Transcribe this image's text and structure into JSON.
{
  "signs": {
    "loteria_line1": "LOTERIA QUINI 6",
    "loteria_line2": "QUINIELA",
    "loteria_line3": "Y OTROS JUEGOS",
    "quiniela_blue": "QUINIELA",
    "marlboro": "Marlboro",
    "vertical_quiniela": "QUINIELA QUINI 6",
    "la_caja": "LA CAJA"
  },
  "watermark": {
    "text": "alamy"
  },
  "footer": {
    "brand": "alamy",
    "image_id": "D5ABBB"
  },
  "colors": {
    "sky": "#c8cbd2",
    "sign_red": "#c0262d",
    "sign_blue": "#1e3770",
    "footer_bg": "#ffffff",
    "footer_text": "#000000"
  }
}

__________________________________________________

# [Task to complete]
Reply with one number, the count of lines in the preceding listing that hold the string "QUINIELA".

# [Task result]
3